British rights activists have criticized Bahrain for arresting opposition leaders, accusing the kingdom of violating human rights and oppressing the opposition.
Bahrain’s Sunni government arrested more than 20 Shia opposition leaders in August, accusing them of plotting a coup and inciting “violence, rioting and terrorism.”Saeed al-Shehabi, of the London-based opposition Bahrain Freedom Movement, said on Tuesday that some of those in custody have Â complained of being beaten, tied up and threatened with sexual assault.
“The extent of the torture this time has surpassed any level we have seen before,” he told a news conference, Reuters reported.
Eric Lubbock, vice-chairman of a British parliamentary human rights group, called for an immediate investigation into the opposition’s claims by the UN rapporteur on torture.
An independent physician who would be allowed access to the detainees should be nominated to report on their allegations of torture, Lubbock urged. “If they are found to have substance, there should be a further inquiry by an independent lawyer.”
Among the arrested were Abduljalil al-Singace and Abdulghani al-Kanjar who were seized at Bahrain’s International Airport upon their arrival from London in mid-August and are now charged with terrorism-related offensives.
But British activists believe the real reason for their detentions was their participation at a seminar on Bahrain in the House of Lords in August, where testimony of abuses in the kingdom was heard.
Lubbock voiced concern about the treatment of Singace, who is a senior member of Bahrain’s al-Haq opposition group.

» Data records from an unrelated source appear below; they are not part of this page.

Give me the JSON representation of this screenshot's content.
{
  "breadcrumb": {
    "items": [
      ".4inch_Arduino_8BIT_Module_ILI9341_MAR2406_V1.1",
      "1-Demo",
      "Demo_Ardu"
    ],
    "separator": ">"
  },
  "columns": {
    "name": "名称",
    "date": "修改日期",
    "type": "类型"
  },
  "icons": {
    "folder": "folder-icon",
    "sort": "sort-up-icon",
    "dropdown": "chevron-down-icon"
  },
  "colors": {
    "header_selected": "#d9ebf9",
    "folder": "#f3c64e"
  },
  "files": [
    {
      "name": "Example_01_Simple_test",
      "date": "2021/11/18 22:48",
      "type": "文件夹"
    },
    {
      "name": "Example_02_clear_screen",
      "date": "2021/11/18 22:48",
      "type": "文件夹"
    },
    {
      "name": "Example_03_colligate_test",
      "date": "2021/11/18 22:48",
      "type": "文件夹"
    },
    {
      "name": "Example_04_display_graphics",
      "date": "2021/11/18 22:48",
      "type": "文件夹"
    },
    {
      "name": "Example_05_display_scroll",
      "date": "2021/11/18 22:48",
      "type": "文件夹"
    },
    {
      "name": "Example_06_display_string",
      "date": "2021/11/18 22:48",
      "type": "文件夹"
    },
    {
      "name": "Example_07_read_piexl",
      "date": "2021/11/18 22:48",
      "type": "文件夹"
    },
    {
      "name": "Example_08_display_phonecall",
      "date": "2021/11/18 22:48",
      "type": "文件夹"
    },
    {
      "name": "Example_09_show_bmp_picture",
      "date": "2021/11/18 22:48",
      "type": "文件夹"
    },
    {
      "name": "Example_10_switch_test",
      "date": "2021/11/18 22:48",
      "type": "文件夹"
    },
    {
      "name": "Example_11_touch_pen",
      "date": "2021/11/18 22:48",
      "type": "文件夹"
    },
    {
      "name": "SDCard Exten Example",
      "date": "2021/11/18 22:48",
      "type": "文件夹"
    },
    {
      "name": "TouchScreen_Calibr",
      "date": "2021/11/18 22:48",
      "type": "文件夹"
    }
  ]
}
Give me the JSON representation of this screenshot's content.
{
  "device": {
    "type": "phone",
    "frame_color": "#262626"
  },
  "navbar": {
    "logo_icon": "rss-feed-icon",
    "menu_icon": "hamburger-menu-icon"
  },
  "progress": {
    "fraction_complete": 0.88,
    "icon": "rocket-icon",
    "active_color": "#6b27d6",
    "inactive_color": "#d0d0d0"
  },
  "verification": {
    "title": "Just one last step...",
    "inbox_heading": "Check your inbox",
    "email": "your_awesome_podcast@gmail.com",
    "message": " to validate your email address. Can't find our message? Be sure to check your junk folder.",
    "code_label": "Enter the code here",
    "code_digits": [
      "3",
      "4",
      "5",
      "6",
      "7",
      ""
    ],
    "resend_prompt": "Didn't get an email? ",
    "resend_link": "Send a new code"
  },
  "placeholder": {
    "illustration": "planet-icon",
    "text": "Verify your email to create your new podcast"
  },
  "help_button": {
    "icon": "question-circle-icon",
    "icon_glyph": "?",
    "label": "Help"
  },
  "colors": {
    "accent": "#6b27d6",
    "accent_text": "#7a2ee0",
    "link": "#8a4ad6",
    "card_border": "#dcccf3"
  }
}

“When he got off the plane he was blindfolded and handcuffed and kept in that state for 12 days,” he said. “He was extensively beaten and deprived of access to a shower and a lavatory. His treatment was just inhuman.”
Lubbock slammed London’s silence on the human rights record of its long-standing ally, warning that a lack of western pressure could result in growing instability in the kingdom.